- **Problem requirements**:
Copy every line from the data below in which the string "screenshot" can be found.

Segment Start: Working data

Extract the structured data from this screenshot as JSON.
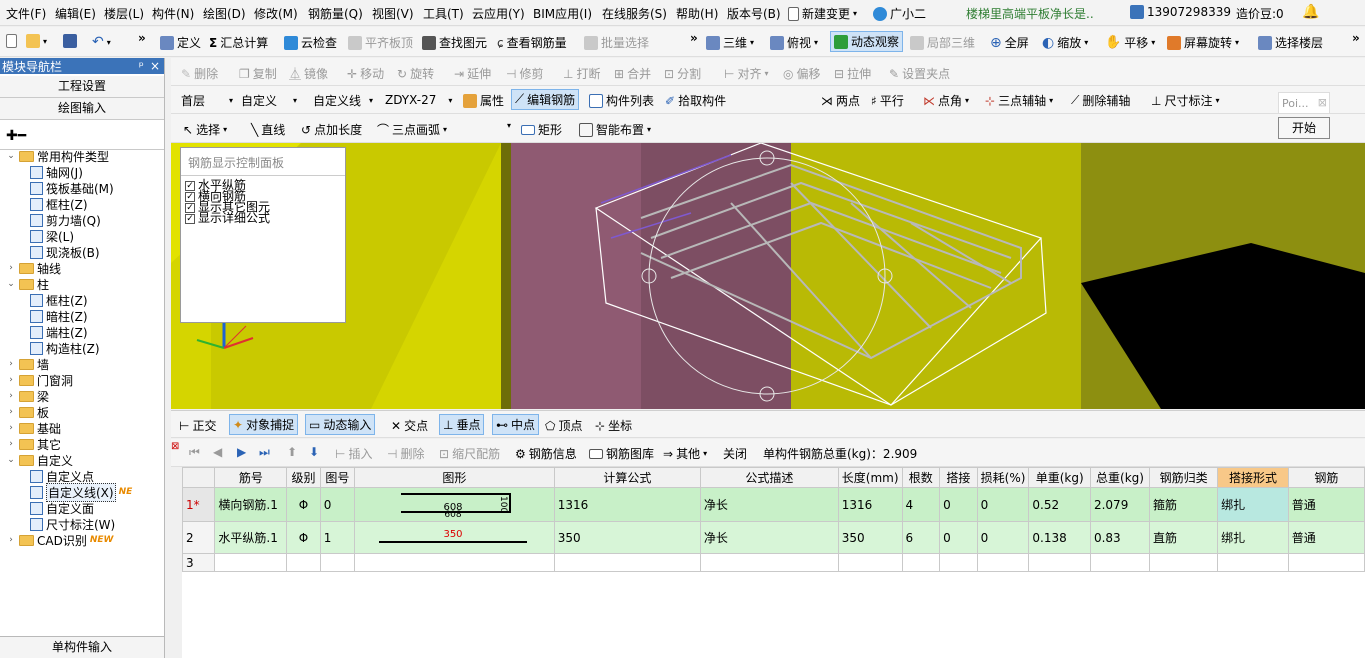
{
  "menu": {
    "items": [
      "文件(F)",
      "编辑(E)",
      "楼层(L)",
      "构件(N)",
      "绘图(D)",
      "修改(M)",
      "钢筋量(Q)",
      "视图(V)",
      "工具(T)",
      "云应用(Y)",
      "BIM应用(I)",
      "在线服务(S)",
      "帮助(H)",
      "版本号(B)"
    ],
    "new_change": "新建变更",
    "assistant": "广小二",
    "notice": "楼梯里高端平板净长是..",
    "phone": "13907298339",
    "coins": "造价豆:0"
  },
  "toolbar1": {
    "define": "定义",
    "sum_calc": "汇总计算",
    "cloud_check": "云检查",
    "flat_slab_top": "平齐板顶",
    "find_element": "查找图元",
    "view_rebar": "查看钢筋量",
    "batch_select": "批量选择",
    "view_3d": "三维",
    "top_view": "俯视",
    "dynamic_view": "动态观察",
    "local_3d": "局部三维",
    "fullscreen": "全屏",
    "zoom": "缩放",
    "pan": "平移",
    "screen_rotate": "屏幕旋转",
    "select_floor": "选择楼层"
  },
  "toolbar2": {
    "delete": "删除",
    "copy": "复制",
    "mirror": "镜像",
    "move": "移动",
    "rotate": "旋转",
    "extend": "延伸",
    "trim": "修剪",
    "break": "打断",
    "merge": "合并",
    "split": "分割",
    "align": "对齐",
    "offset": "偏移",
    "stretch": "拉伸",
    "set_clamp": "设置夹点"
  },
  "toolbar3": {
    "floor": "首层",
    "category": "自定义",
    "sub_category": "自定义线",
    "element": "ZDYX-27",
    "properties": "属性",
    "edit_rebar": "编辑钢筋",
    "element_list": "构件列表",
    "pick_element": "拾取构件",
    "two_points": "两点",
    "parallel": "平行",
    "point_angle": "点角",
    "three_point_axis": "三点辅轴",
    "delete_axis": "删除辅轴",
    "dimension": "尺寸标注"
  },
  "toolbar4": {
    "select": "选择",
    "line": "直线",
    "point_length": "点加长度",
    "three_point_arc": "三点画弧",
    "rect": "矩形",
    "smart_layout": "智能布置"
  },
  "float_window": {
    "title": "Poi...",
    "start": "开始"
  },
  "left_panel": {
    "title": "模块导航栏",
    "pin": "ᵖ",
    "close": "×",
    "project_settings": "工程设置",
    "drawing_input": "绘图输入",
    "single_input": "单构件输入",
    "tree": [
      {
        "label": "常用构件类型",
        "level": 0,
        "expanded": true,
        "folder": true
      },
      {
        "label": "轴网(J)",
        "level": 1
      },
      {
        "label": "筏板基础(M)",
        "level": 1
      },
      {
        "label": "框柱(Z)",
        "level": 1
      },
      {
        "label": "剪力墙(Q)",
        "level": 1
      },
      {
        "label": "梁(L)",
        "level": 1
      },
      {
        "label": "现浇板(B)",
        "level": 1
      },
      {
        "label": "轴线",
        "level": 0,
        "expanded": false,
        "folder": true
      },
      {
        "label": "柱",
        "level": 0,
        "expanded": true,
        "folder": true
      },
      {
        "label": "框柱(Z)",
        "level": 1
      },
      {
        "label": "暗柱(Z)",
        "level": 1
      },
      {
        "label": "端柱(Z)",
        "level": 1
      },
      {
        "label": "构造柱(Z)",
        "level": 1
      },
      {
        "label": "墙",
        "level": 0,
        "expanded": false,
        "folder": true
      },
      {
        "label": "门窗洞",
        "level": 0,
        "expanded": false,
        "folder": true
      },
      {
        "label": "梁",
        "level": 0,
        "expanded": false,
        "folder": true
      },
      {
        "label": "板",
        "level": 0,
        "expanded": false,
        "folder": true
      },
      {
        "label": "基础",
        "level": 0,
        "expanded": false,
        "folder": true
      },
      {
        "label": "其它",
        "level": 0,
        "expanded": false,
        "folder": true
      },
      {
        "label": "自定义",
        "level": 0,
        "expanded": true,
        "folder": true
      },
      {
        "label": "自定义点",
        "level": 1
      },
      {
        "label": "自定义线(X)",
        "level": 1,
        "selected": true,
        "tag": "NE"
      },
      {
        "label": "自定义面",
        "level": 1
      },
      {
        "label": "尺寸标注(W)",
        "level": 1
      },
      {
        "label": "CAD识别",
        "level": 0,
        "expanded": false,
        "folder": true,
        "tag": "NEW"
      }
    ]
  },
  "rebar_panel": {
    "title": "钢筋显示控制面板",
    "options": [
      {
        "label": "水平纵筋",
        "checked": true
      },
      {
        "label": "横向钢筋",
        "checked": true
      },
      {
        "label": "显示其它图元",
        "checked": true
      },
      {
        "label": "显示详细公式",
        "checked": true
      }
    ]
  },
  "snap_bar": {
    "ortho": "正交",
    "object_snap": "对象捕捉",
    "dynamic_input": "动态输入",
    "intersection": "交点",
    "perpendicular": "垂点",
    "midpoint": "中点",
    "vertex": "顶点",
    "coordinate": "坐标"
  },
  "grid_toolbar": {
    "insert": "插入",
    "delete": "删除",
    "scale_rebar": "缩尺配筋",
    "rebar_info": "钢筋信息",
    "rebar_library": "钢筋图库",
    "other": "其他",
    "close": "关闭",
    "total_weight": "单构件钢筋总重(kg)：2.909"
  },
  "grid": {
    "headers": [
      "",
      "筋号",
      "级别",
      "图号",
      "图形",
      "计算公式",
      "公式描述",
      "长度(mm)",
      "根数",
      "搭接",
      "损耗(%)",
      "单重(kg)",
      "总重(kg)",
      "钢筋归类",
      "搭接形式",
      "钢筋"
    ],
    "rows": [
      {
        "no": "1*",
        "name": "横向钢筋.1",
        "grade": "Φ",
        "fig_no": "0",
        "shape": {
          "a": "608",
          "b": "100",
          "c": "608"
        },
        "formula": "1316",
        "desc": "净长",
        "length": "1316",
        "count": "4",
        "lap": "0",
        "loss": "0",
        "unit_w": "0.52",
        "total_w": "2.079",
        "category": "箍筋",
        "lap_type": "绑扎",
        "type": "普通"
      },
      {
        "no": "2",
        "name": "水平纵筋.1",
        "grade": "Φ",
        "fig_no": "1",
        "shape": {
          "a": "350"
        },
        "formula": "350",
        "desc": "净长",
        "length": "350",
        "count": "6",
        "lap": "0",
        "loss": "0",
        "unit_w": "0.138",
        "total_w": "0.83",
        "category": "直筋",
        "lap_type": "绑扎",
        "type": "普通"
      },
      {
        "no": "3"
      }
    ]
  },
  "colors": {
    "viewport_olive": "#8d8f10",
    "column_purple": "#8f5a72",
    "wall_yellow": "#d8d800",
    "rebar_white": "#ffffff",
    "title_blue": "#3b73b9",
    "row_green": "#c8f0c8",
    "lap_header_orange": "#f8c888"
  }
}
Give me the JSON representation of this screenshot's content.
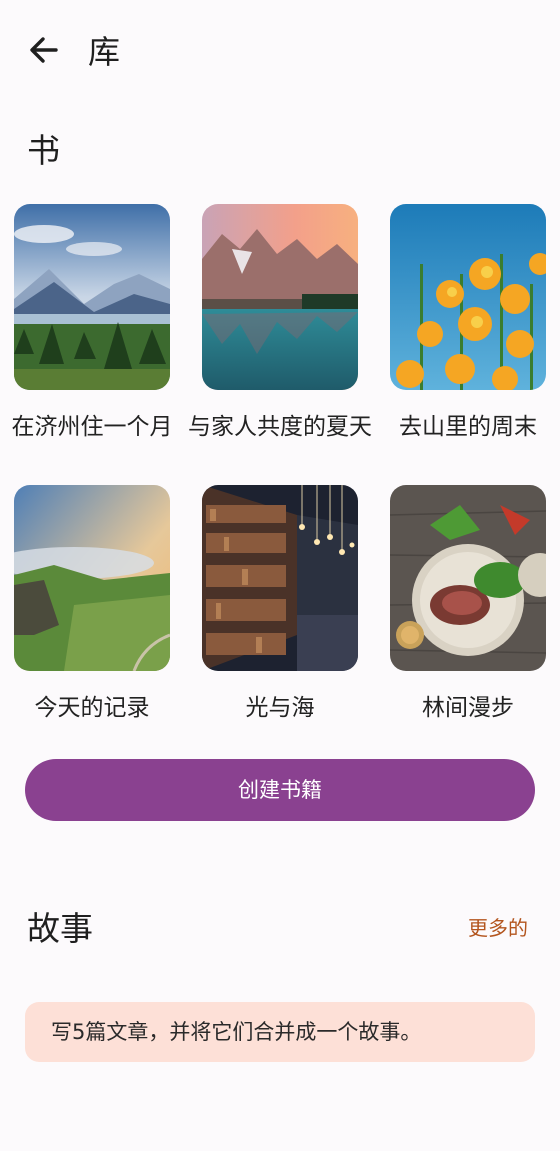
{
  "header": {
    "back_icon": "arrow-left-icon",
    "title": "库"
  },
  "books": {
    "heading": "书",
    "items": [
      {
        "title": "在济州住一个月",
        "image": "mountain-lake-forest"
      },
      {
        "title": "与家人共度的夏天",
        "image": "mountain-reflection-lake"
      },
      {
        "title": "去山里的周末",
        "image": "yellow-poppies-sky"
      },
      {
        "title": "今天的记录",
        "image": "green-hills-clouds"
      },
      {
        "title": "光与海",
        "image": "library-bookshelves"
      },
      {
        "title": "林间漫步",
        "image": "food-plate-steak-salad"
      }
    ],
    "create_button": "创建书籍"
  },
  "stories": {
    "heading": "故事",
    "more_link": "更多的",
    "prompt": "写5篇文章，并将它们合并成一个故事。"
  },
  "colors": {
    "background": "#fcfafc",
    "primary_button": "#8a4190",
    "link": "#b3551e",
    "prompt_card": "#fde0d7"
  }
}
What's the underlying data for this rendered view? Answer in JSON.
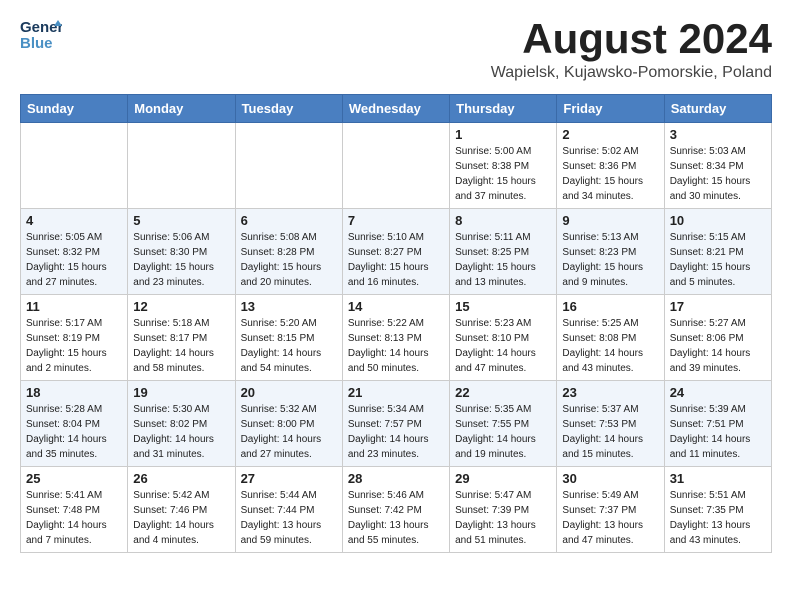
{
  "header": {
    "logo_general": "General",
    "logo_blue": "Blue",
    "month_title": "August 2024",
    "subtitle": "Wapielsk, Kujawsko-Pomorskie, Poland"
  },
  "days_of_week": [
    "Sunday",
    "Monday",
    "Tuesday",
    "Wednesday",
    "Thursday",
    "Friday",
    "Saturday"
  ],
  "weeks": [
    [
      {
        "day": "",
        "info": ""
      },
      {
        "day": "",
        "info": ""
      },
      {
        "day": "",
        "info": ""
      },
      {
        "day": "",
        "info": ""
      },
      {
        "day": "1",
        "info": "Sunrise: 5:00 AM\nSunset: 8:38 PM\nDaylight: 15 hours\nand 37 minutes."
      },
      {
        "day": "2",
        "info": "Sunrise: 5:02 AM\nSunset: 8:36 PM\nDaylight: 15 hours\nand 34 minutes."
      },
      {
        "day": "3",
        "info": "Sunrise: 5:03 AM\nSunset: 8:34 PM\nDaylight: 15 hours\nand 30 minutes."
      }
    ],
    [
      {
        "day": "4",
        "info": "Sunrise: 5:05 AM\nSunset: 8:32 PM\nDaylight: 15 hours\nand 27 minutes."
      },
      {
        "day": "5",
        "info": "Sunrise: 5:06 AM\nSunset: 8:30 PM\nDaylight: 15 hours\nand 23 minutes."
      },
      {
        "day": "6",
        "info": "Sunrise: 5:08 AM\nSunset: 8:28 PM\nDaylight: 15 hours\nand 20 minutes."
      },
      {
        "day": "7",
        "info": "Sunrise: 5:10 AM\nSunset: 8:27 PM\nDaylight: 15 hours\nand 16 minutes."
      },
      {
        "day": "8",
        "info": "Sunrise: 5:11 AM\nSunset: 8:25 PM\nDaylight: 15 hours\nand 13 minutes."
      },
      {
        "day": "9",
        "info": "Sunrise: 5:13 AM\nSunset: 8:23 PM\nDaylight: 15 hours\nand 9 minutes."
      },
      {
        "day": "10",
        "info": "Sunrise: 5:15 AM\nSunset: 8:21 PM\nDaylight: 15 hours\nand 5 minutes."
      }
    ],
    [
      {
        "day": "11",
        "info": "Sunrise: 5:17 AM\nSunset: 8:19 PM\nDaylight: 15 hours\nand 2 minutes."
      },
      {
        "day": "12",
        "info": "Sunrise: 5:18 AM\nSunset: 8:17 PM\nDaylight: 14 hours\nand 58 minutes."
      },
      {
        "day": "13",
        "info": "Sunrise: 5:20 AM\nSunset: 8:15 PM\nDaylight: 14 hours\nand 54 minutes."
      },
      {
        "day": "14",
        "info": "Sunrise: 5:22 AM\nSunset: 8:13 PM\nDaylight: 14 hours\nand 50 minutes."
      },
      {
        "day": "15",
        "info": "Sunrise: 5:23 AM\nSunset: 8:10 PM\nDaylight: 14 hours\nand 47 minutes."
      },
      {
        "day": "16",
        "info": "Sunrise: 5:25 AM\nSunset: 8:08 PM\nDaylight: 14 hours\nand 43 minutes."
      },
      {
        "day": "17",
        "info": "Sunrise: 5:27 AM\nSunset: 8:06 PM\nDaylight: 14 hours\nand 39 minutes."
      }
    ],
    [
      {
        "day": "18",
        "info": "Sunrise: 5:28 AM\nSunset: 8:04 PM\nDaylight: 14 hours\nand 35 minutes."
      },
      {
        "day": "19",
        "info": "Sunrise: 5:30 AM\nSunset: 8:02 PM\nDaylight: 14 hours\nand 31 minutes."
      },
      {
        "day": "20",
        "info": "Sunrise: 5:32 AM\nSunset: 8:00 PM\nDaylight: 14 hours\nand 27 minutes."
      },
      {
        "day": "21",
        "info": "Sunrise: 5:34 AM\nSunset: 7:57 PM\nDaylight: 14 hours\nand 23 minutes."
      },
      {
        "day": "22",
        "info": "Sunrise: 5:35 AM\nSunset: 7:55 PM\nDaylight: 14 hours\nand 19 minutes."
      },
      {
        "day": "23",
        "info": "Sunrise: 5:37 AM\nSunset: 7:53 PM\nDaylight: 14 hours\nand 15 minutes."
      },
      {
        "day": "24",
        "info": "Sunrise: 5:39 AM\nSunset: 7:51 PM\nDaylight: 14 hours\nand 11 minutes."
      }
    ],
    [
      {
        "day": "25",
        "info": "Sunrise: 5:41 AM\nSunset: 7:48 PM\nDaylight: 14 hours\nand 7 minutes."
      },
      {
        "day": "26",
        "info": "Sunrise: 5:42 AM\nSunset: 7:46 PM\nDaylight: 14 hours\nand 4 minutes."
      },
      {
        "day": "27",
        "info": "Sunrise: 5:44 AM\nSunset: 7:44 PM\nDaylight: 13 hours\nand 59 minutes."
      },
      {
        "day": "28",
        "info": "Sunrise: 5:46 AM\nSunset: 7:42 PM\nDaylight: 13 hours\nand 55 minutes."
      },
      {
        "day": "29",
        "info": "Sunrise: 5:47 AM\nSunset: 7:39 PM\nDaylight: 13 hours\nand 51 minutes."
      },
      {
        "day": "30",
        "info": "Sunrise: 5:49 AM\nSunset: 7:37 PM\nDaylight: 13 hours\nand 47 minutes."
      },
      {
        "day": "31",
        "info": "Sunrise: 5:51 AM\nSunset: 7:35 PM\nDaylight: 13 hours\nand 43 minutes."
      }
    ]
  ]
}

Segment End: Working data

- **Answer space**:
Extract the structured data from this screenshot as JSON.
Give me the JSON representation of this screenshot's content.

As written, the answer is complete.